The low number of tickets shouldn't surprise anyone. Chief of Police Doug Barthel warned the council last year that the law would be extremely difficult to enforce.
There will be those who blame the low number of offenders on a lack of enforcement. Others will blame the law for not going far enough.
I suspect some council members will use the low number as justification for banning cell phone use entirely while driving. They'll say the existing law is just too difficult to enforce, therefore we should ban all phone use to make it easy to spot the offenders.
However, more legislation and further restrictions aren't the answer.
Driver attitudes need to change. We need to start showing concern for others and respect for the law. We need to quit putting our own convenience ahead of the safety of our neighbors.

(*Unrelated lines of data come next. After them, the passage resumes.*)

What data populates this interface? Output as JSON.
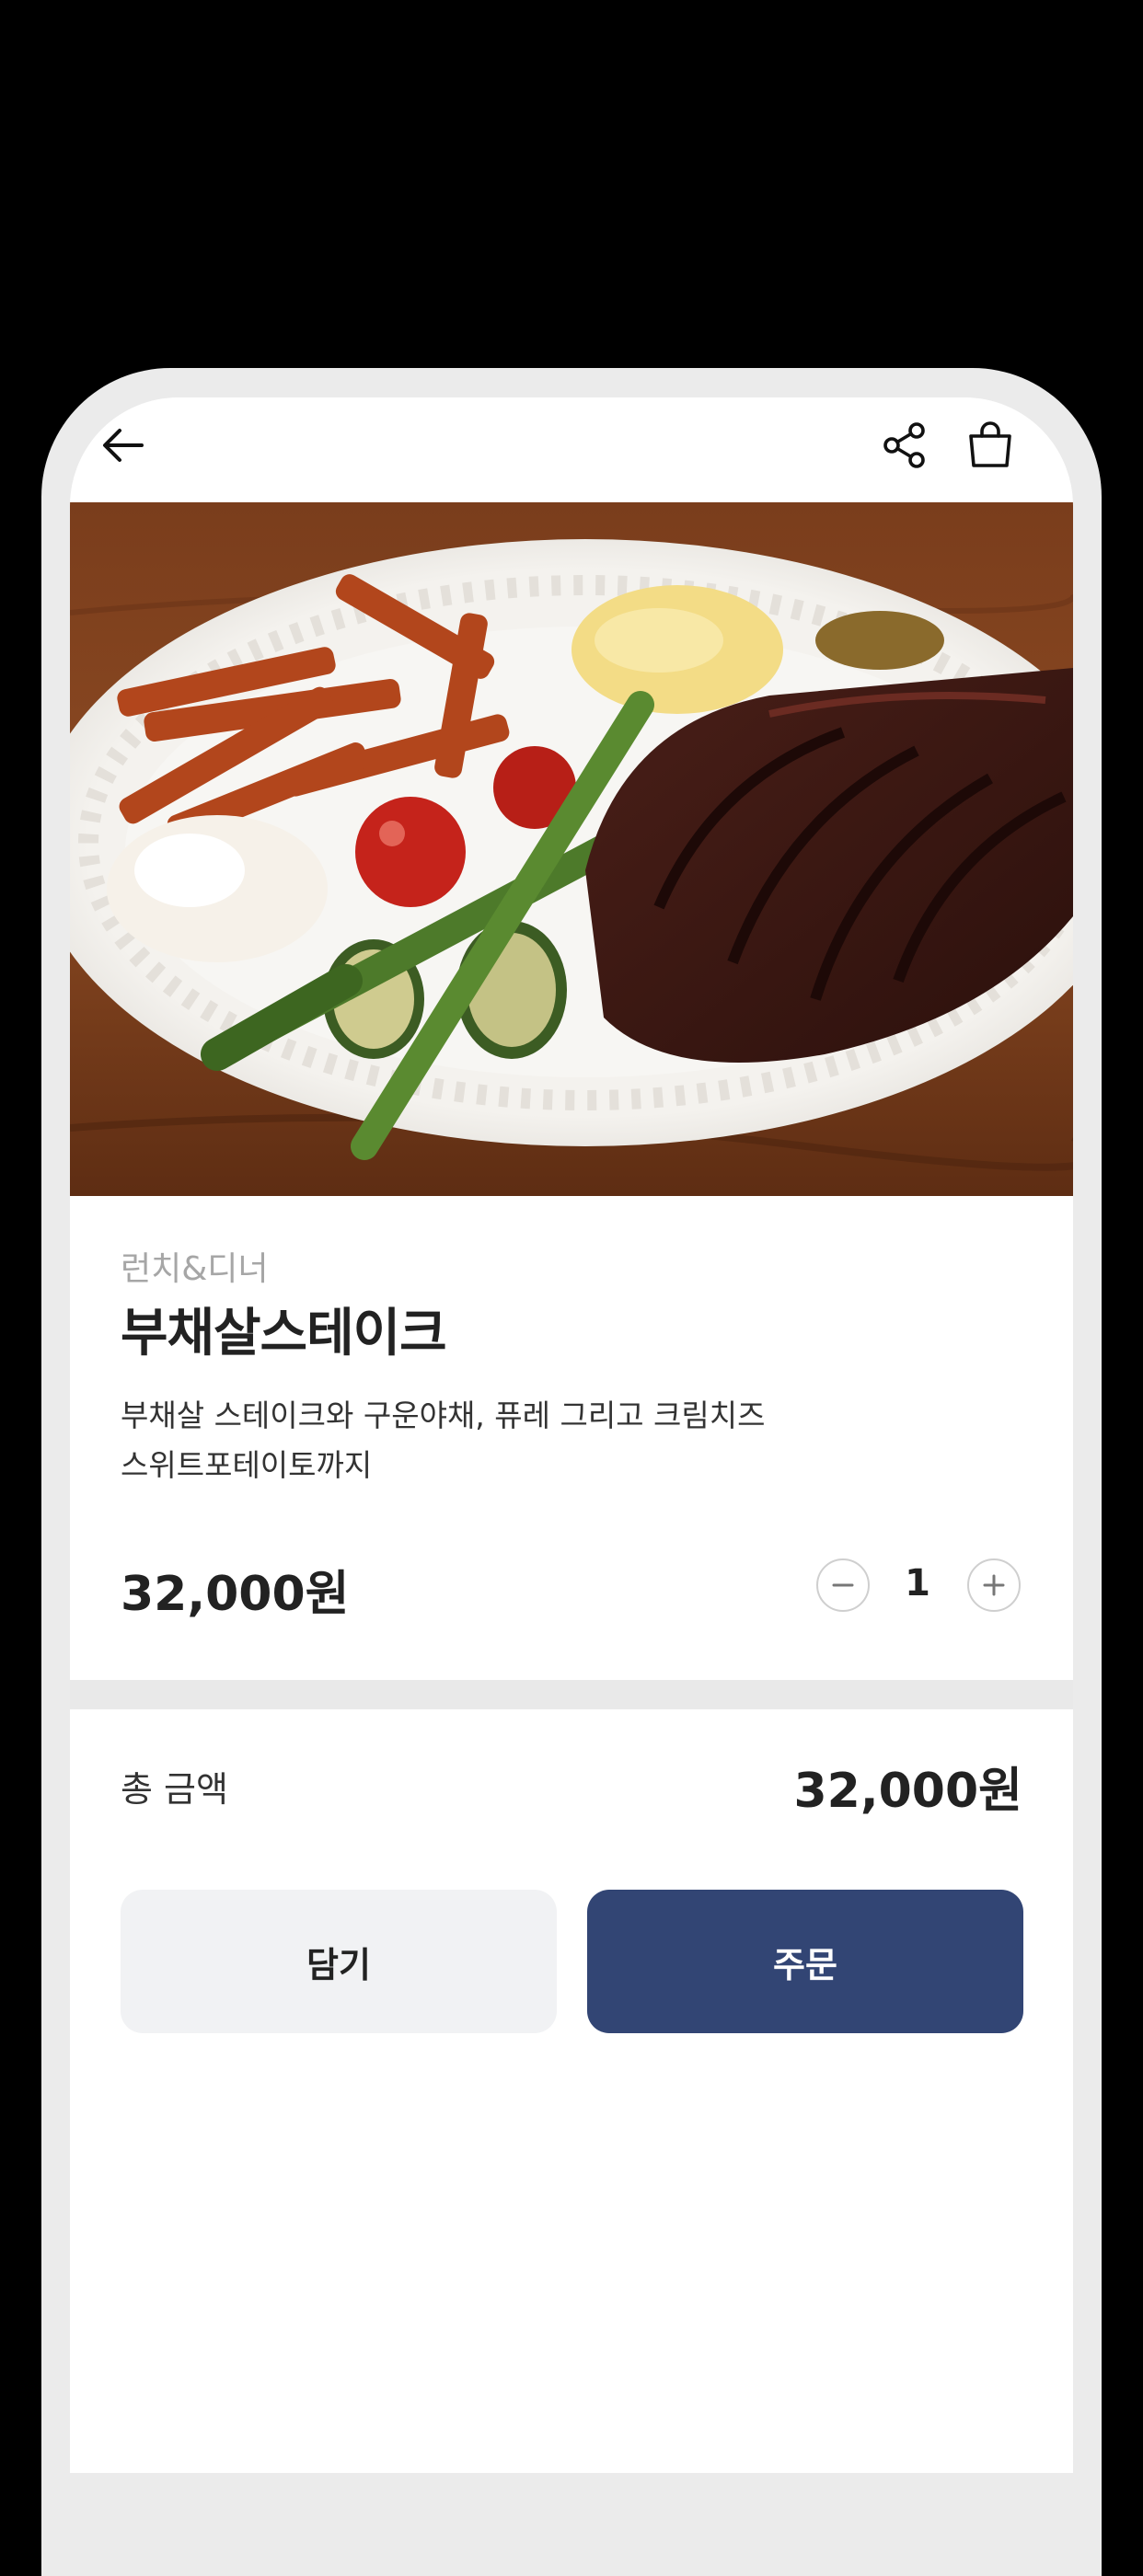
{
  "header": {
    "back_icon": "arrow-left-icon",
    "share_icon": "share-icon",
    "cart_icon": "shopping-bag-icon"
  },
  "hero_image": {
    "description_icon": "steak-plate-photo"
  },
  "product": {
    "category": "런치&디너",
    "name": "부채살스테이크",
    "description_line1": "부채살 스테이크와 구운야채, 퓨레 그리고 크림치즈",
    "description_line2": "스위트포테이토까지",
    "price": "32,000원",
    "quantity": "1"
  },
  "total": {
    "label": "총 금액",
    "value": "32,000원"
  },
  "actions": {
    "add_to_cart_label": "담기",
    "order_label": "주문"
  },
  "colors": {
    "background": "#000000",
    "frame": "#ebebeb",
    "primary": "#324574",
    "secondary_button": "#f1f2f4",
    "divider": "#e9e9e9",
    "muted_text": "#a6a6a6"
  }
}
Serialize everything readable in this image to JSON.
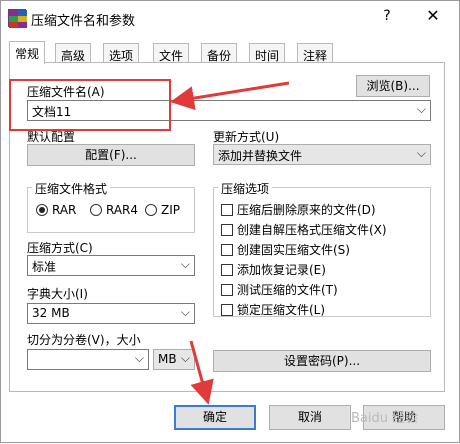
{
  "window": {
    "title": "压缩文件名和参数",
    "help_glyph": "?",
    "close_glyph": "✕"
  },
  "tabs": [
    {
      "label": "常规",
      "active": true
    },
    {
      "label": "高级"
    },
    {
      "label": "选项"
    },
    {
      "label": "文件"
    },
    {
      "label": "备份"
    },
    {
      "label": "时间"
    },
    {
      "label": "注释"
    }
  ],
  "archive_name": {
    "label": "压缩文件名(A)",
    "value": "文档11",
    "browse_label": "浏览(B)..."
  },
  "profiles": {
    "label": "默认配置",
    "button_label": "配置(F)..."
  },
  "update_mode": {
    "label": "更新方式(U)",
    "value": "添加并替换文件"
  },
  "archive_format": {
    "label": "压缩文件格式",
    "options": [
      {
        "label": "RAR",
        "selected": true
      },
      {
        "label": "RAR4",
        "selected": false
      },
      {
        "label": "ZIP",
        "selected": false
      }
    ]
  },
  "compression_method": {
    "label": "压缩方式(C)",
    "value": "标准"
  },
  "dictionary_size": {
    "label": "字典大小(I)",
    "value": "32 MB"
  },
  "split_volumes": {
    "label": "切分为分卷(V)，大小",
    "value": "",
    "unit": "MB"
  },
  "archiving_options": {
    "label": "压缩选项",
    "items": [
      {
        "label": "压缩后删除原来的文件(D)",
        "checked": false
      },
      {
        "label": "创建自解压格式压缩文件(X)",
        "checked": false
      },
      {
        "label": "创建固实压缩文件(S)",
        "checked": false
      },
      {
        "label": "添加恢复记录(E)",
        "checked": false
      },
      {
        "label": "测试压缩的文件(T)",
        "checked": false
      },
      {
        "label": "锁定压缩文件(L)",
        "checked": false
      }
    ]
  },
  "set_password_label": "设置密码(P)...",
  "footer": {
    "ok_label": "确定",
    "cancel_label": "取消",
    "help_label": "帮助"
  },
  "watermark": "Baidu 经验",
  "colors": {
    "annotation": "#e03a3a",
    "accent": "#3b7bd4"
  }
}
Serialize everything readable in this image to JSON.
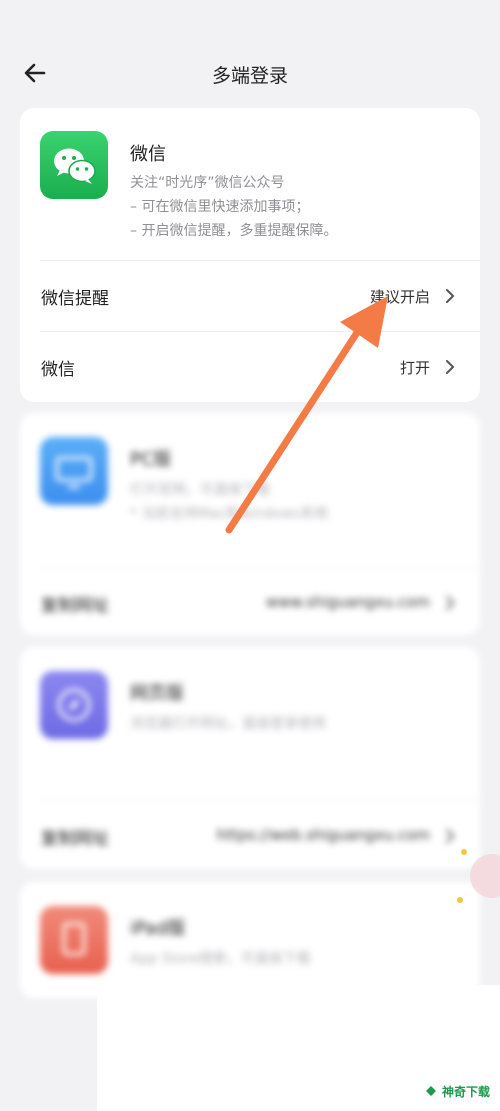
{
  "header": {
    "title": "多端登录"
  },
  "wechat": {
    "name": "微信",
    "desc": [
      "关注“时光序”微信公众号",
      "– 可在微信里快速添加事项；",
      "– 开启微信提醒，多重提醒保障。"
    ],
    "reminder": {
      "label": "微信提醒",
      "value": "建议开启"
    },
    "open": {
      "label": "微信",
      "value": "打开"
    }
  },
  "pc": {
    "name": "PC版",
    "desc": [
      "打开官网，可直接下载",
      "* 当前支持Mac和windows系统"
    ],
    "copy": {
      "label": "复制网址",
      "value": "www.shiguangxu.com"
    }
  },
  "web": {
    "name": "网页版",
    "desc": [
      "浏览器打开网址，直接登录使用"
    ],
    "copy": {
      "label": "复制网址",
      "value": "https://web.shiguangxu.com"
    }
  },
  "ipad": {
    "name": "iPad版",
    "desc": [
      "App Store搜索，可直接下载"
    ]
  },
  "watermark": {
    "text": "神奇下载"
  },
  "colors": {
    "accent_green": "#1aad4e",
    "arrow": "#f47b45"
  }
}
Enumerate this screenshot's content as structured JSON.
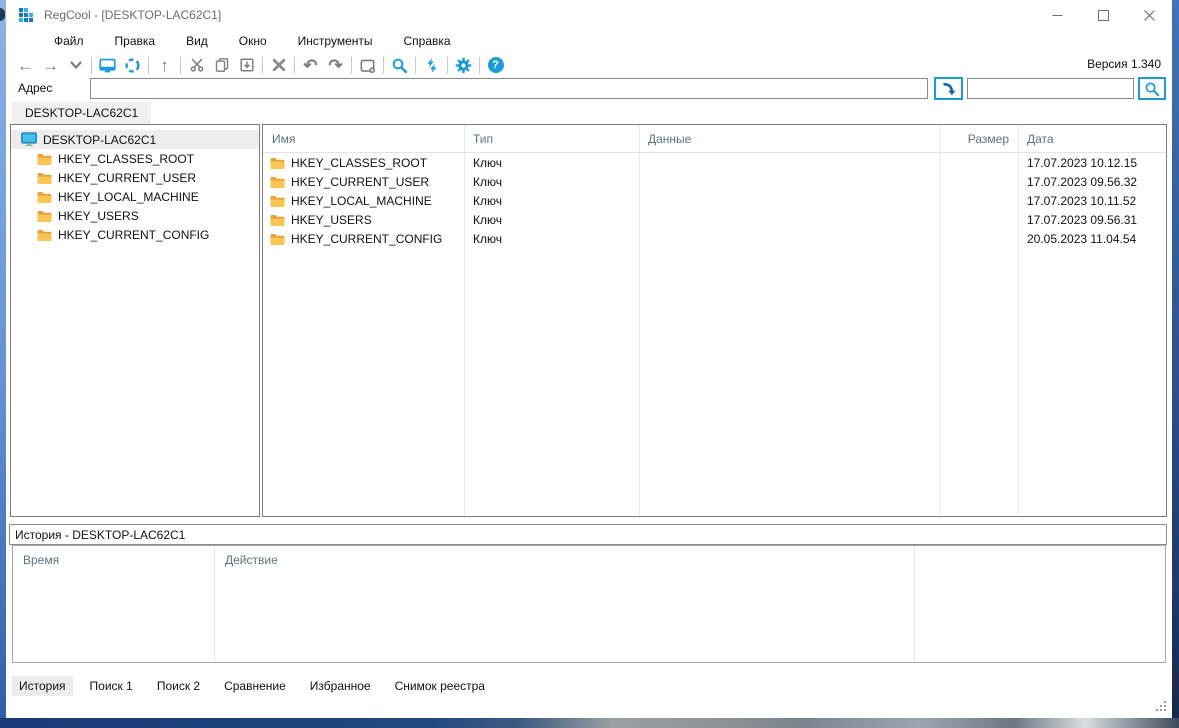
{
  "window": {
    "title": "RegCool - [DESKTOP-LAC62C1]",
    "version": "Версия 1.340"
  },
  "menu": [
    "Файл",
    "Правка",
    "Вид",
    "Окно",
    "Инструменты",
    "Справка"
  ],
  "toolbar": {
    "icons": [
      "back",
      "forward",
      "dropdown",
      "connect-computer",
      "refresh",
      "up",
      "cut",
      "copy",
      "import",
      "delete",
      "undo",
      "redo",
      "new-key",
      "search",
      "compare",
      "settings",
      "help"
    ],
    "glyphs": {
      "back": "←",
      "forward": "→",
      "up": "↑",
      "undo": "↶",
      "redo": "↷",
      "help": "?"
    }
  },
  "address": {
    "label": "Адрес",
    "value": "",
    "tab": "DESKTOP-LAC62C1"
  },
  "quick_search": {
    "value": ""
  },
  "tree": {
    "root": "DESKTOP-LAC62C1",
    "items": [
      "HKEY_CLASSES_ROOT",
      "HKEY_CURRENT_USER",
      "HKEY_LOCAL_MACHINE",
      "HKEY_USERS",
      "HKEY_CURRENT_CONFIG"
    ]
  },
  "list": {
    "columns": [
      "Имя",
      "Тип",
      "Данные",
      "Размер",
      "Дата"
    ],
    "rows": [
      {
        "name": "HKEY_CLASSES_ROOT",
        "type": "Ключ",
        "data": "",
        "size": "",
        "date": "17.07.2023 10.12.15"
      },
      {
        "name": "HKEY_CURRENT_USER",
        "type": "Ключ",
        "data": "",
        "size": "",
        "date": "17.07.2023 09.56.32"
      },
      {
        "name": "HKEY_LOCAL_MACHINE",
        "type": "Ключ",
        "data": "",
        "size": "",
        "date": "17.07.2023 10.11.52"
      },
      {
        "name": "HKEY_USERS",
        "type": "Ключ",
        "data": "",
        "size": "",
        "date": "17.07.2023 09.56.31"
      },
      {
        "name": "HKEY_CURRENT_CONFIG",
        "type": "Ключ",
        "data": "",
        "size": "",
        "date": "20.05.2023 11.04.54"
      }
    ]
  },
  "history": {
    "title": "История - DESKTOP-LAC62C1",
    "columns": [
      "Время",
      "Действие"
    ]
  },
  "bottom_tabs": [
    "История",
    "Поиск 1",
    "Поиск 2",
    "Сравнение",
    "Избранное",
    "Снимок реестра"
  ],
  "colors": {
    "accent": "#1b9cd8",
    "icon_gray": "#7d7d7d",
    "folder": "#f9c553",
    "header_text": "#5b7283",
    "selection": "#ededed"
  }
}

Chief Barthel told the council last year that police already had the tools available to cite texting drivers. Instead, the city council leaped forward with a new law that many of us knew would not produce results. Why did they do it?
Simple. The law was never designed to improve public safety. This was a "feel good" law meant to make the council feel and appear as if they were actually doing something.
The proof is in the pudding. Twenty-five citations were issued and many of those were given after accidents had already happened. The bottom line is that city streets are no safer today than one year ago.
Drivers are still texting while behind the wheel. And only 25 citations per year isn't likely to deter them from this dangerous practice anytime soon.
Greg Belfrage is heard mornings 6am-9am on KELO Newstalk 1320 AM / 107.9 FM. Greg can be contacted at email@example.com. You can also follow him on Twitter.